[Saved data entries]
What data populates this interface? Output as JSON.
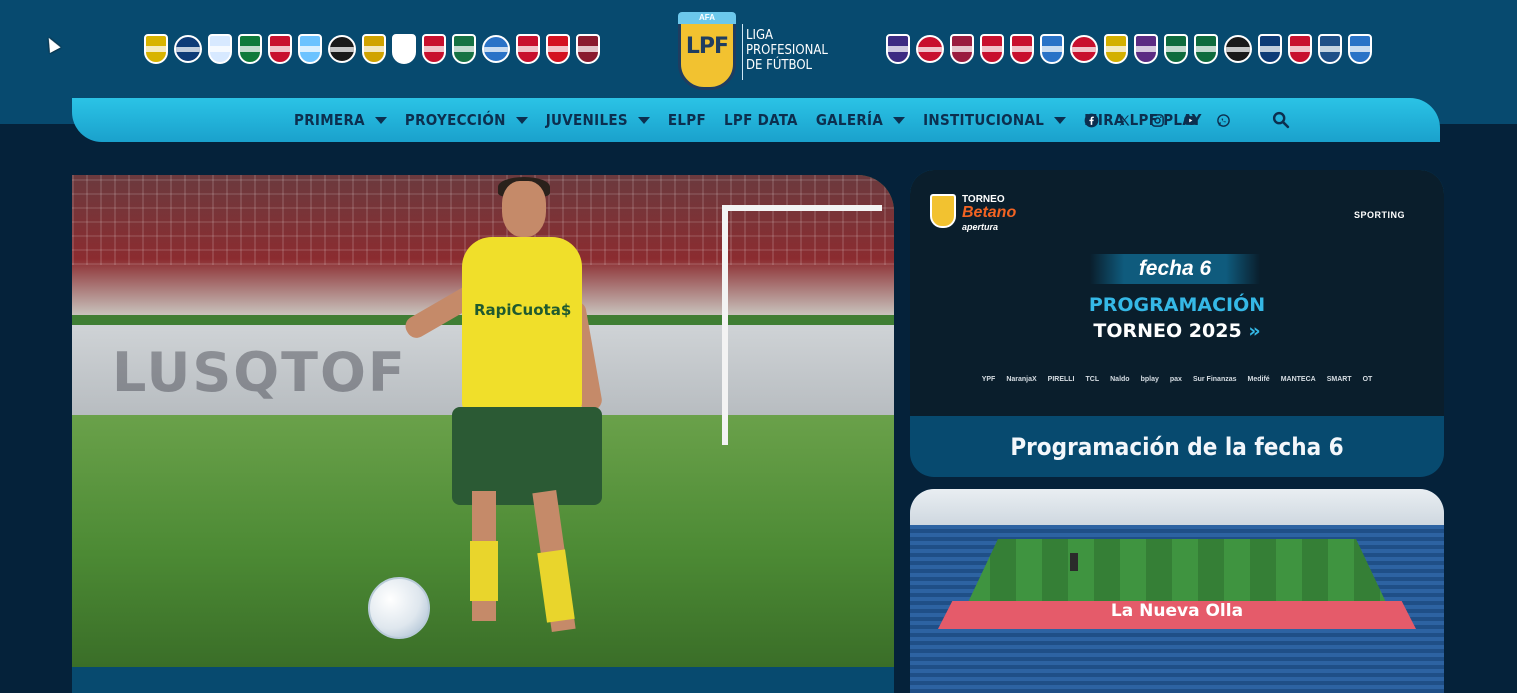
{
  "header": {
    "logo": {
      "afa": "AFA",
      "mark": "LPF",
      "text": "LIGA\nPROFESIONAL\nDE FÚTBOL"
    },
    "crests_left_count": 15,
    "crests_right_count": 16
  },
  "nav": {
    "items": [
      {
        "label": "PRIMERA",
        "has_dropdown": true
      },
      {
        "label": "PROYECCIÓN",
        "has_dropdown": true
      },
      {
        "label": "JUVENILES",
        "has_dropdown": true
      },
      {
        "label": "ELPF",
        "has_dropdown": false
      },
      {
        "label": "LPF DATA",
        "has_dropdown": false
      },
      {
        "label": "GALERÍA",
        "has_dropdown": true
      },
      {
        "label": "INSTITUCIONAL",
        "has_dropdown": true
      },
      {
        "label": "MIRA LPF PLAY",
        "has_dropdown": false
      }
    ],
    "socials": [
      "facebook-icon",
      "x-icon",
      "instagram-icon",
      "youtube-icon",
      "whatsapp-icon"
    ],
    "search_icon": "search-icon"
  },
  "hero": {
    "ad_text": "LUSQTOF",
    "shirt_text": "RapiCuota$"
  },
  "cards": {
    "card1": {
      "torneo": "TORNEO",
      "brand": "Betano",
      "phase": "apertura",
      "sponsor": "SPORTING",
      "fecha": "fecha 6",
      "prog_line1": "PROGRAMACIÓN",
      "prog_line2": "TORNEO 2025",
      "sponsors": [
        "YPF",
        "NaranjaX",
        "PIRELLI",
        "TCL",
        "Naldo",
        "bplay",
        "pax",
        "Sur Finanzas",
        "Medifé",
        "MANTECA",
        "SMART",
        "OT"
      ],
      "title": "Programación de la fecha 6"
    },
    "card2": {
      "stadium_name": "La Nueva Olla"
    }
  }
}
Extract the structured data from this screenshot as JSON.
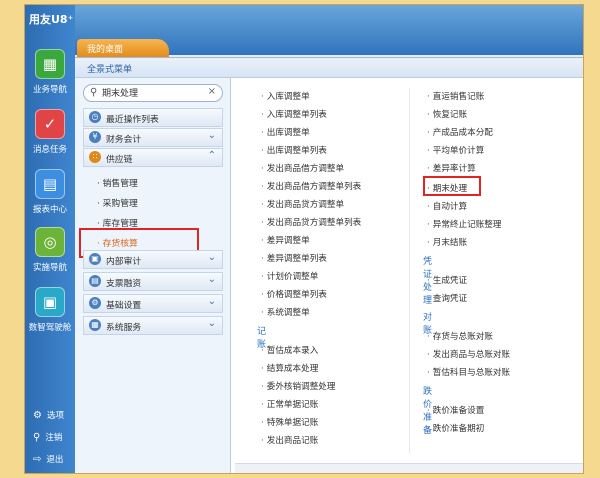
{
  "app": {
    "logo": "用友U8⁺",
    "home_tab": "我的桌面"
  },
  "left_nav": [
    {
      "label": "业务导航",
      "icon": "org-chart-icon",
      "color": "#3aa83c"
    },
    {
      "label": "消息任务",
      "icon": "message-icon",
      "color": "#e04444"
    },
    {
      "label": "报表中心",
      "icon": "report-icon",
      "color": "#3b8ee0"
    },
    {
      "label": "实施导航",
      "icon": "compass-icon",
      "color": "#6cb33a"
    },
    {
      "label": "数智驾驶舱",
      "icon": "cube-icon",
      "color": "#2aa8c8"
    }
  ],
  "bottom_links": [
    {
      "label": "选项",
      "icon": "gear-icon"
    },
    {
      "label": "注销",
      "icon": "key-icon"
    },
    {
      "label": "退出",
      "icon": "exit-icon"
    }
  ],
  "menu_header": "全景式菜单",
  "search": {
    "value": "期末处理",
    "placeholder": ""
  },
  "tree": {
    "recent": "最近操作列表",
    "finance": "财务会计",
    "supply": "供应链",
    "supply_children": [
      "销售管理",
      "采购管理",
      "库存管理",
      "存货核算"
    ],
    "internal_audit": "内部审计",
    "report": "支票融资",
    "basic": "基础设置",
    "system": "系统服务"
  },
  "col1": {
    "items": [
      "入库调整单",
      "入库调整单列表",
      "出库调整单",
      "出库调整单列表",
      "发出商品借方调整单",
      "发出商品借方调整单列表",
      "发出商品贷方调整单",
      "发出商品贷方调整单列表",
      "差异调整单",
      "差异调整单列表",
      "计划价调整单",
      "价格调整单列表",
      "系统调整单"
    ],
    "section": "记账",
    "items2": [
      "暂估成本录入",
      "结算成本处理",
      "委外核销调整处理",
      "正常单据记账",
      "特殊单据记账",
      "发出商品记账"
    ]
  },
  "col2": {
    "items": [
      "直运销售记账",
      "恢复记账",
      "产成品成本分配",
      "平均单价计算",
      "差异率计算",
      "期末处理",
      "自动计算",
      "异常终止记账整理",
      "月末结账"
    ],
    "section1": "凭证处理",
    "items_v": [
      "生成凭证",
      "查询凭证"
    ],
    "section2": "对账",
    "items_d": [
      "存货与总账对账",
      "发出商品与总账对账",
      "暂估科目与总账对账"
    ],
    "section3": "跌价准备",
    "items_p": [
      "跌价准备设置",
      "跌价准备期初"
    ]
  }
}
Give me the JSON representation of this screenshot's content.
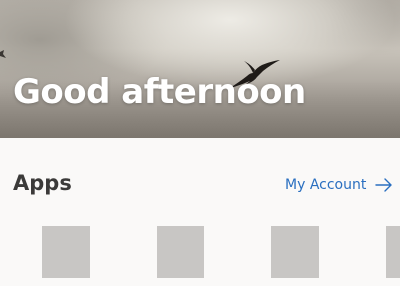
{
  "hero": {
    "greeting": "Good afternoon",
    "background_description": "cloudy-sky-with-bird",
    "bird_icon": "bird-silhouette-icon"
  },
  "apps_section": {
    "title": "Apps",
    "account_link": {
      "label": "My Account",
      "icon": "arrow-right-icon"
    },
    "tiles_count_visible": 4
  },
  "colors": {
    "page_background": "#faf9f8",
    "link": "#2a6fc0",
    "heading_text": "#3b3a39",
    "tile_placeholder": "#c8c6c4",
    "hero_text": "#ffffff"
  }
}
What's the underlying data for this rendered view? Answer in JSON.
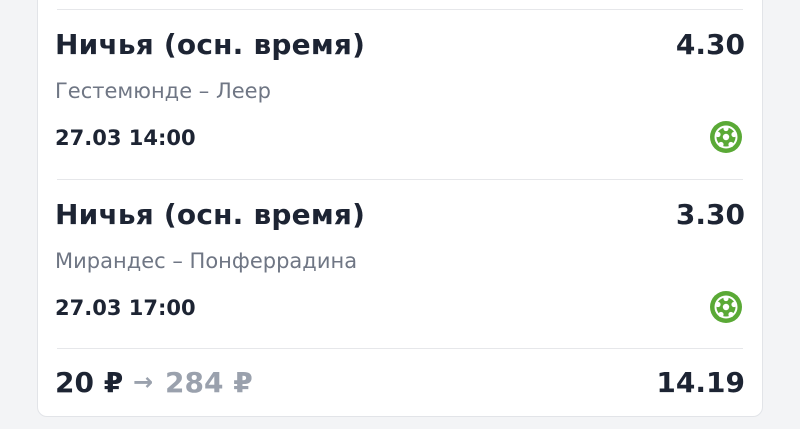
{
  "colors": {
    "text_primary": "#1d2433",
    "text_secondary": "#6f7684",
    "payout_gray": "#9aa1ad",
    "sport_green": "#5aa936"
  },
  "bets": [
    {
      "market": "Ничья (осн. время)",
      "odds": "4.30",
      "match": "Гестемюнде – Леер",
      "datetime": "27.03 14:00",
      "sport_icon": "football-icon"
    },
    {
      "market": "Ничья (осн. время)",
      "odds": "3.30",
      "match": "Мирандес – Понферрадина",
      "datetime": "27.03 17:00",
      "sport_icon": "football-icon"
    }
  ],
  "footer": {
    "stake": "20 ₽",
    "arrow": "→",
    "payout": "284 ₽",
    "total_odds": "14.19"
  }
}
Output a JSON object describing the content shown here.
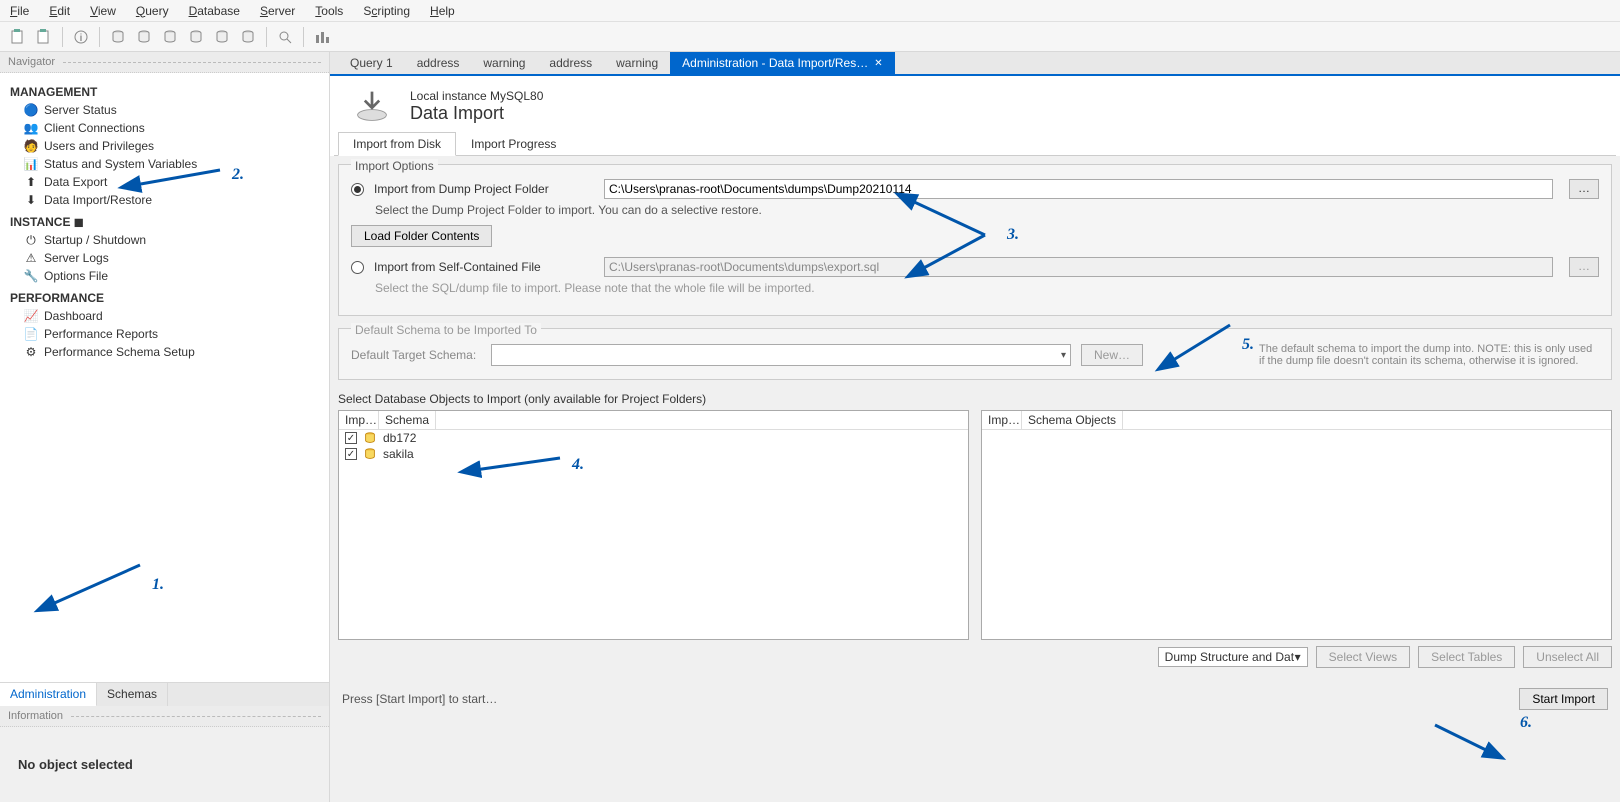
{
  "menu": [
    "File",
    "Edit",
    "View",
    "Query",
    "Database",
    "Server",
    "Tools",
    "Scripting",
    "Help"
  ],
  "sidebar": {
    "panel_title": "Navigator",
    "management": {
      "label": "MANAGEMENT",
      "items": [
        "Server Status",
        "Client Connections",
        "Users and Privileges",
        "Status and System Variables",
        "Data Export",
        "Data Import/Restore"
      ]
    },
    "instance": {
      "label": "INSTANCE",
      "items": [
        "Startup / Shutdown",
        "Server Logs",
        "Options File"
      ]
    },
    "performance": {
      "label": "PERFORMANCE",
      "items": [
        "Dashboard",
        "Performance Reports",
        "Performance Schema Setup"
      ]
    },
    "tabs": {
      "administration": "Administration",
      "schemas": "Schemas"
    },
    "info_title": "Information",
    "info_body": "No object selected"
  },
  "editor_tabs": [
    "Query 1",
    "address",
    "warning",
    "address",
    "warning"
  ],
  "editor_tab_active": "Administration - Data Import/Res…",
  "page": {
    "subtitle": "Local instance MySQL80",
    "title": "Data Import",
    "inner_tabs": {
      "disk": "Import from Disk",
      "progress": "Import Progress"
    }
  },
  "options": {
    "group_title": "Import Options",
    "radio_folder": "Import from Dump Project Folder",
    "folder_path": "C:\\Users\\pranas-root\\Documents\\dumps\\Dump20210114",
    "folder_hint": "Select the Dump Project Folder to import. You can do a selective restore.",
    "load_btn": "Load Folder Contents",
    "radio_file": "Import from Self-Contained File",
    "file_path": "C:\\Users\\pranas-root\\Documents\\dumps\\export.sql",
    "file_hint": "Select the SQL/dump file to import. Please note that the whole file will be imported."
  },
  "schema": {
    "group_title": "Default Schema to be Imported To",
    "label": "Default Target Schema:",
    "new_btn": "New…",
    "note": "The default schema to import the dump into. NOTE: this is only used if the dump file doesn't contain its schema, otherwise it is ignored."
  },
  "objects": {
    "label": "Select Database Objects to Import (only available for Project Folders)",
    "col_imp": "Imp…",
    "col_schema": "Schema",
    "col_objects": "Schema Objects",
    "rows": [
      {
        "checked": true,
        "name": "db172"
      },
      {
        "checked": true,
        "name": "sakila"
      }
    ],
    "dump_select": "Dump Structure and Dat",
    "btn_views": "Select Views",
    "btn_tables": "Select Tables",
    "btn_unselect": "Unselect All"
  },
  "footer": {
    "hint": "Press [Start Import] to start…",
    "start_btn": "Start Import"
  },
  "browse_label": "…",
  "callouts": {
    "c1": "1.",
    "c2": "2.",
    "c3": "3.",
    "c4": "4.",
    "c5": "5.",
    "c6": "6."
  }
}
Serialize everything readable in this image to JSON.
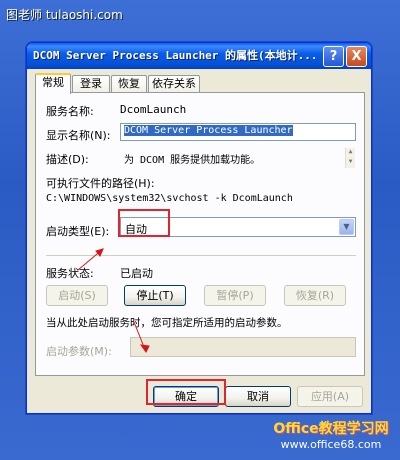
{
  "watermark_top": "图老师 tulaoshi.com",
  "watermark_bottom": {
    "line1": "Office教程学习网",
    "line2": "www.office68.com"
  },
  "window": {
    "title": "DCOM Server Process Launcher 的属性(本地计...",
    "help_glyph": "?",
    "close_glyph": "X"
  },
  "tabs": [
    {
      "label": "常规",
      "active": true
    },
    {
      "label": "登录",
      "active": false
    },
    {
      "label": "恢复",
      "active": false
    },
    {
      "label": "依存关系",
      "active": false
    }
  ],
  "general": {
    "service_name_label": "服务名称:",
    "service_name_value": "DcomLaunch",
    "display_name_label": "显示名称(N):",
    "display_name_value": "DCOM Server Process Launcher",
    "description_label": "描述(D):",
    "description_value": "为 DCOM 服务提供加载功能。",
    "exe_path_label": "可执行文件的路径(H):",
    "exe_path_value": "C:\\WINDOWS\\system32\\svchost -k DcomLaunch",
    "startup_type_label": "启动类型(E):",
    "startup_type_value": "自动",
    "service_status_label": "服务状态:",
    "service_status_value": "已启动",
    "buttons": {
      "start": "启动(S)",
      "stop": "停止(T)",
      "pause": "暂停(P)",
      "resume": "恢复(R)"
    },
    "hint": "当从此处启动服务时，您可指定所适用的启动参数。",
    "start_params_label": "启动参数(M):",
    "start_params_value": ""
  },
  "footer": {
    "ok": "确定",
    "cancel": "取消",
    "apply": "应用(A)"
  },
  "colors": {
    "highlight_box": "#e0262c",
    "title_bar": "#0552d8",
    "selection": "#316ac5"
  }
}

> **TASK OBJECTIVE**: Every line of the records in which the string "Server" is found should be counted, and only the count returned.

> **RESPONSE TO THE TASK**: 5